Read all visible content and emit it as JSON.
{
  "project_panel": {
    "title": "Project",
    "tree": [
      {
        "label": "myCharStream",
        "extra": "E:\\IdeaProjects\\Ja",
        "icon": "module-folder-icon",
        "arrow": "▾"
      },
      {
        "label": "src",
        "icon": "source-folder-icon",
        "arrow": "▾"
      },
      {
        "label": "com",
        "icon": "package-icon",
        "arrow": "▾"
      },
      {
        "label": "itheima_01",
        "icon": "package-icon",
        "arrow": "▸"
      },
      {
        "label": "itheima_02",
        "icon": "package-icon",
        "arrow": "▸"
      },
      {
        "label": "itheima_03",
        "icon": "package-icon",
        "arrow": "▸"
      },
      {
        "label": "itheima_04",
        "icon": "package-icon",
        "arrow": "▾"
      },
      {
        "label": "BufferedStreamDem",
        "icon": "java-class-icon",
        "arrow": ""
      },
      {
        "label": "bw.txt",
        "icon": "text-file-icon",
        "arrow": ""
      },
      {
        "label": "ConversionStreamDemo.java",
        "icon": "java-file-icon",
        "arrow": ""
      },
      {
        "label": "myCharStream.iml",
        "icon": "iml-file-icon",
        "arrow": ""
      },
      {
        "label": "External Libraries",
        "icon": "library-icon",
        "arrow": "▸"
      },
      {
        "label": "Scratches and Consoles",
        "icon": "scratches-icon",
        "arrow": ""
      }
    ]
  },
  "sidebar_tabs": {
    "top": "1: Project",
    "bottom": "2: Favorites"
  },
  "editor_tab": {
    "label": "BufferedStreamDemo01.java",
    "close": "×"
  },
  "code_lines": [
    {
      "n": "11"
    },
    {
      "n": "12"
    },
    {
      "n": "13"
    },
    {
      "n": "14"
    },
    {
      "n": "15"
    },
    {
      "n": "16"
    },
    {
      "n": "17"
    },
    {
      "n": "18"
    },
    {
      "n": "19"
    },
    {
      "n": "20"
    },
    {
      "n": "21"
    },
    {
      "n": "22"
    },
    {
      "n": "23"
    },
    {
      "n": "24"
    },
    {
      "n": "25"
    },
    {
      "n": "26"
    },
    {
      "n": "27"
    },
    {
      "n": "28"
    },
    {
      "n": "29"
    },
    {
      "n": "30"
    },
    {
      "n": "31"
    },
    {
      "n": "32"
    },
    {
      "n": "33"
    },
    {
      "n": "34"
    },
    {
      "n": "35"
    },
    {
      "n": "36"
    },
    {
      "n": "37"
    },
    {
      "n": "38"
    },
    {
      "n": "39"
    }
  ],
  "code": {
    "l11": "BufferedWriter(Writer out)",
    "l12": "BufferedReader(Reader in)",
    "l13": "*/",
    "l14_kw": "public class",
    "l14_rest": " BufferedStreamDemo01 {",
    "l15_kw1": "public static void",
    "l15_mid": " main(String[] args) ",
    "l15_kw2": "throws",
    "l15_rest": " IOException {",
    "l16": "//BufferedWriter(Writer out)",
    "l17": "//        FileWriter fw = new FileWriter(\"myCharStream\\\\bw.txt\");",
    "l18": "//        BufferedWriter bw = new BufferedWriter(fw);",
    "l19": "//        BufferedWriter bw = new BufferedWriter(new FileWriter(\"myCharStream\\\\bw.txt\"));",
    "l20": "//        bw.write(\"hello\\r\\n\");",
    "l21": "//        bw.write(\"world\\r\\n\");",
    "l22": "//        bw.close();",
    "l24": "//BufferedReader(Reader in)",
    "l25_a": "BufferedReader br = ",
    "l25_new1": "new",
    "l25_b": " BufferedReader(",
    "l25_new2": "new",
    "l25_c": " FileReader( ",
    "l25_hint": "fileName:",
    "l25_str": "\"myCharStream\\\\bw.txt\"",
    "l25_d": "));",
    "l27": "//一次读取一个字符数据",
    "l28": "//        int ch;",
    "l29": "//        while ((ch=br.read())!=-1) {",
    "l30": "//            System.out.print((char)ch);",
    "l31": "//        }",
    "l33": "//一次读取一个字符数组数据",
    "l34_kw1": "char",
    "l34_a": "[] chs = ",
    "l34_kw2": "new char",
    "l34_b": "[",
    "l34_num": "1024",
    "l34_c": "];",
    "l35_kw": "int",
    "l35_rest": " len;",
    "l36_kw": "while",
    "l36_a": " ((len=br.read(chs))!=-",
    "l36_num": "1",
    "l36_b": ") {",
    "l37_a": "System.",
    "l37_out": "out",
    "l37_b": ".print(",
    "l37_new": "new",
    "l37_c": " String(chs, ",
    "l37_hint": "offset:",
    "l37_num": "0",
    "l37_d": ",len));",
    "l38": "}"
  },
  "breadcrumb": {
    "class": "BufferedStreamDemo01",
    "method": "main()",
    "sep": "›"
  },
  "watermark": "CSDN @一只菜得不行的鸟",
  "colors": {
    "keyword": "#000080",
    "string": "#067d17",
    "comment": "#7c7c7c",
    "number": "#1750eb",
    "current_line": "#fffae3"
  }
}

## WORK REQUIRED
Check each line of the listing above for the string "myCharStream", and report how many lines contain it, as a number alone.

## PROBLEM SOLUTION
5